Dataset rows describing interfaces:
::::::::::
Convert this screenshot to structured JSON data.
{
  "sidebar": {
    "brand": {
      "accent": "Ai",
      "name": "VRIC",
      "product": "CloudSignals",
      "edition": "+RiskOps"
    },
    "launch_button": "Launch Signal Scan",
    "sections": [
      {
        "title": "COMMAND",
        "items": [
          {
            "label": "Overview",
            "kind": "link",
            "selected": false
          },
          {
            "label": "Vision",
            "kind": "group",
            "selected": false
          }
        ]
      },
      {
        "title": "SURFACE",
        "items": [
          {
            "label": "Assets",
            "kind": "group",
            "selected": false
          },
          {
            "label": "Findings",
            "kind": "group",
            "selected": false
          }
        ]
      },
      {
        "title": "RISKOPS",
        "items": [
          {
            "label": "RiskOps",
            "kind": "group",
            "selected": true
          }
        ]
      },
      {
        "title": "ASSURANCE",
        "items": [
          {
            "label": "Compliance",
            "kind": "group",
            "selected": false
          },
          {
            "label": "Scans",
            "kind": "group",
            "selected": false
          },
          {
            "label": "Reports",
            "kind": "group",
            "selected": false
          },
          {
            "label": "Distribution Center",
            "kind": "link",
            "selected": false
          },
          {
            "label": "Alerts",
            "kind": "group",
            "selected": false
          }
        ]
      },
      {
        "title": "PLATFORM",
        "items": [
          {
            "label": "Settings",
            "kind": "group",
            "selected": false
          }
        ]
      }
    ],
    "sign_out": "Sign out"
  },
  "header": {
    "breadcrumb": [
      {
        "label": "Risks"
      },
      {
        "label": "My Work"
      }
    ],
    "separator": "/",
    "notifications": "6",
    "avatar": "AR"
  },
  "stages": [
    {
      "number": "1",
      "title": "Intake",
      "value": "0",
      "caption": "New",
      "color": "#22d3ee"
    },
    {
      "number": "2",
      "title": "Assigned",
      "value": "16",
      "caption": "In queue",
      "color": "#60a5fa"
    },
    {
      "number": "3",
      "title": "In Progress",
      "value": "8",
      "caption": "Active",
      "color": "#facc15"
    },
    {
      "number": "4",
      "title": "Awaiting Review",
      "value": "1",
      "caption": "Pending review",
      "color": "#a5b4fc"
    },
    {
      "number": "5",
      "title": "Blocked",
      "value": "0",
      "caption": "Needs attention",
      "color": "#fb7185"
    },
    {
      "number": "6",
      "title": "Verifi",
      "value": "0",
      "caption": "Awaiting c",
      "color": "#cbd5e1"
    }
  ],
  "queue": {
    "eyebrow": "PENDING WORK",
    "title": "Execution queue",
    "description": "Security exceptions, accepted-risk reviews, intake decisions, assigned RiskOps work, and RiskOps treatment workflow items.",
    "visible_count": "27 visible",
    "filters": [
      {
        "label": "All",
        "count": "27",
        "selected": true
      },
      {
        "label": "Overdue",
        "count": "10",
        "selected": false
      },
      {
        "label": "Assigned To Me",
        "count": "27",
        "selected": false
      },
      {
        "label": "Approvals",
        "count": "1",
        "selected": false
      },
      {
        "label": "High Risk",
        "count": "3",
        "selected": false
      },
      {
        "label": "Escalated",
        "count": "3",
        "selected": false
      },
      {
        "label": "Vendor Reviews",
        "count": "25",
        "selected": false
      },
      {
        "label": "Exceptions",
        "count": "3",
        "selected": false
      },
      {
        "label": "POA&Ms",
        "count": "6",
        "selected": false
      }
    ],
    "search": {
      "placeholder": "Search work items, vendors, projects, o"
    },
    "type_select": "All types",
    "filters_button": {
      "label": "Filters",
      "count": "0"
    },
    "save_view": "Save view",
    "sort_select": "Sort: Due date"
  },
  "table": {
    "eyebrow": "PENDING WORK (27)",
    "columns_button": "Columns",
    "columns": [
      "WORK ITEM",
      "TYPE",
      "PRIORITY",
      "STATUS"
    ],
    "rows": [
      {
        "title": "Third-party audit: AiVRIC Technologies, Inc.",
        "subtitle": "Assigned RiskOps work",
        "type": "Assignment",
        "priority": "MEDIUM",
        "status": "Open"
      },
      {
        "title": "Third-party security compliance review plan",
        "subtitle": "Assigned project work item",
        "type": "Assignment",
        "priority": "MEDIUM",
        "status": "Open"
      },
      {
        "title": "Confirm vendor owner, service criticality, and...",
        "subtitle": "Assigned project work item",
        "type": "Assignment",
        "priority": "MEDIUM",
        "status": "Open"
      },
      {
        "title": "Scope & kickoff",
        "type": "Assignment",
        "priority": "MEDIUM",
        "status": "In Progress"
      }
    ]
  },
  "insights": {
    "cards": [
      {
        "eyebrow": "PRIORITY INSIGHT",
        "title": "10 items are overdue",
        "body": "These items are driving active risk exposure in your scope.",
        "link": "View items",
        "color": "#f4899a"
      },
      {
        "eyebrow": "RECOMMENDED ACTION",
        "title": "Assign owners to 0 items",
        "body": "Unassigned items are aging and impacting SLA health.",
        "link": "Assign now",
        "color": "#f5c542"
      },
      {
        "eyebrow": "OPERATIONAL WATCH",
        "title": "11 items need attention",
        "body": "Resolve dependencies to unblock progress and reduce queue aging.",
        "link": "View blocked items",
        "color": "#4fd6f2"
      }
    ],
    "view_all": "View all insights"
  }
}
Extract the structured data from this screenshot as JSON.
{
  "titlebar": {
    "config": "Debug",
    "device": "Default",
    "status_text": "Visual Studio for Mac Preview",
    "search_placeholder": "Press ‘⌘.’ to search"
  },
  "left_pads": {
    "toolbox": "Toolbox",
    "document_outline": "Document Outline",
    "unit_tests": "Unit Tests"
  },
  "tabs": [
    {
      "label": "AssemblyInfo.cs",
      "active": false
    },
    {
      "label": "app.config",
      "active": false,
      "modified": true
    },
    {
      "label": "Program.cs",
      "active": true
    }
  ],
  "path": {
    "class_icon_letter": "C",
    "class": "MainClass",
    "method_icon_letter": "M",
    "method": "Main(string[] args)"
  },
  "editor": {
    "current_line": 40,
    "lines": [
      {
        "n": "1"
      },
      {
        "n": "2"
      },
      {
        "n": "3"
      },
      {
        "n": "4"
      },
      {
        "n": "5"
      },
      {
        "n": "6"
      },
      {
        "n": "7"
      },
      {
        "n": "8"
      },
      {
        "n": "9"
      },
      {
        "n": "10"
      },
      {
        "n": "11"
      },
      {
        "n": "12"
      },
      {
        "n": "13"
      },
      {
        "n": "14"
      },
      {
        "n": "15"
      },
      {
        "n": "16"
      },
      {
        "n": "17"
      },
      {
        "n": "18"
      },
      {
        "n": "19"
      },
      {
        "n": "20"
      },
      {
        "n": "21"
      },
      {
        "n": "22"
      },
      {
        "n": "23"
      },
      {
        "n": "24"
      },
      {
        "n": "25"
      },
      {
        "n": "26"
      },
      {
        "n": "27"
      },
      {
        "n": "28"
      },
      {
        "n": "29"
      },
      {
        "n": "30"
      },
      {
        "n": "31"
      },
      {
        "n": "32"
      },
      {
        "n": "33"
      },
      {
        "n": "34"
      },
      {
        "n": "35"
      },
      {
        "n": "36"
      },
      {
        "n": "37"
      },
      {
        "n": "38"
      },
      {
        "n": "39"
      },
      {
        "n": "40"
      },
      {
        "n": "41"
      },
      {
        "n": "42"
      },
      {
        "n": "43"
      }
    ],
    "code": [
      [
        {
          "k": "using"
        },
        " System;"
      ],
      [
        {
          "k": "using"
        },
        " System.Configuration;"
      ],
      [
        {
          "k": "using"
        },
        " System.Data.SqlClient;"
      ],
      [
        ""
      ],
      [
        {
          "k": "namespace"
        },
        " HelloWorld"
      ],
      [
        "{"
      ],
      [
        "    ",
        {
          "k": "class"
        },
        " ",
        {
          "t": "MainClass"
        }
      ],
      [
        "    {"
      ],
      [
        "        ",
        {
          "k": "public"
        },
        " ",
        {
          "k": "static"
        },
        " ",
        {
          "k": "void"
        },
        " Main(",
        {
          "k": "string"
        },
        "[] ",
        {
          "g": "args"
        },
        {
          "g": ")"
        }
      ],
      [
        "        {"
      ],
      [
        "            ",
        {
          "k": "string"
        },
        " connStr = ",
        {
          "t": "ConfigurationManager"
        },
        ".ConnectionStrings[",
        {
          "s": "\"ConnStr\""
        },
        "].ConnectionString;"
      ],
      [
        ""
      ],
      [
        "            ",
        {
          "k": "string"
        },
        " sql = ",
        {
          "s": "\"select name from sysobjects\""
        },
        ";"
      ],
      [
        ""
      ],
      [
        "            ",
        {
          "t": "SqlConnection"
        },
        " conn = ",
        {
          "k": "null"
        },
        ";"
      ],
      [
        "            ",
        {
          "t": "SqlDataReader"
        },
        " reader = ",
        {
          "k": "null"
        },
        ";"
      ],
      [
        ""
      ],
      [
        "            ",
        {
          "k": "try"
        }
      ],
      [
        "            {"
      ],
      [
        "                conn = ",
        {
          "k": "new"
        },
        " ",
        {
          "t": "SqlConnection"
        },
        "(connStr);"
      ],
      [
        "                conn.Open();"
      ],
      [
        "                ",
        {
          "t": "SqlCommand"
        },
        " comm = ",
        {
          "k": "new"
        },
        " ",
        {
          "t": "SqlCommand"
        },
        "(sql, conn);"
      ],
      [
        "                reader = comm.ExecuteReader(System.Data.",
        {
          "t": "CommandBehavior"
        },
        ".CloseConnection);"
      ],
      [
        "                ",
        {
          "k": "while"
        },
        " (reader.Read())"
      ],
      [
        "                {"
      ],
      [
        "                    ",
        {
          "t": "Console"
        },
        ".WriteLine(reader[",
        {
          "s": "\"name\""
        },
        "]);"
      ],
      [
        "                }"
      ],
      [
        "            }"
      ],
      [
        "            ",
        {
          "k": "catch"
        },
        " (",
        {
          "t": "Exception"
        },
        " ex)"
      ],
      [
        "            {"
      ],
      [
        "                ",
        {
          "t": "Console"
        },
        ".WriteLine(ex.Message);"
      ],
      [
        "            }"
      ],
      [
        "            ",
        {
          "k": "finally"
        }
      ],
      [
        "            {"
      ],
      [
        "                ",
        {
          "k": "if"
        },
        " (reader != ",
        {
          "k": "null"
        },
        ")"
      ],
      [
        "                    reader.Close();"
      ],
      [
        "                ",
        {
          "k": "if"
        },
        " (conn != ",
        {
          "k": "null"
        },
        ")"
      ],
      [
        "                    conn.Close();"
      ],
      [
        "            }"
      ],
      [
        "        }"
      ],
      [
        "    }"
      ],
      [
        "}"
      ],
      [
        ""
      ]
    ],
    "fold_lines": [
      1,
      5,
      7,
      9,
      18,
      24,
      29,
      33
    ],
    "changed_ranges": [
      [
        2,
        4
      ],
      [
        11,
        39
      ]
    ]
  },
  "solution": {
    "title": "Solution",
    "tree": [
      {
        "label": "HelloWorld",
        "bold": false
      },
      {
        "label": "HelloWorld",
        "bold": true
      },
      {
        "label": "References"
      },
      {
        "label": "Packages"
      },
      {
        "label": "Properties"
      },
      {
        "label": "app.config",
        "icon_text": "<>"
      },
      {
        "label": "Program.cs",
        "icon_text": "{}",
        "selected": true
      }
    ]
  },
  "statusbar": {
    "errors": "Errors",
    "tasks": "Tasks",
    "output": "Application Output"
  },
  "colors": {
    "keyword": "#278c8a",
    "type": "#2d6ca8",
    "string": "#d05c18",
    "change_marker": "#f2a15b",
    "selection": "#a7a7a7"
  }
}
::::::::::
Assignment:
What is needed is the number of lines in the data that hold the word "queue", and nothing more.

Finished task:
4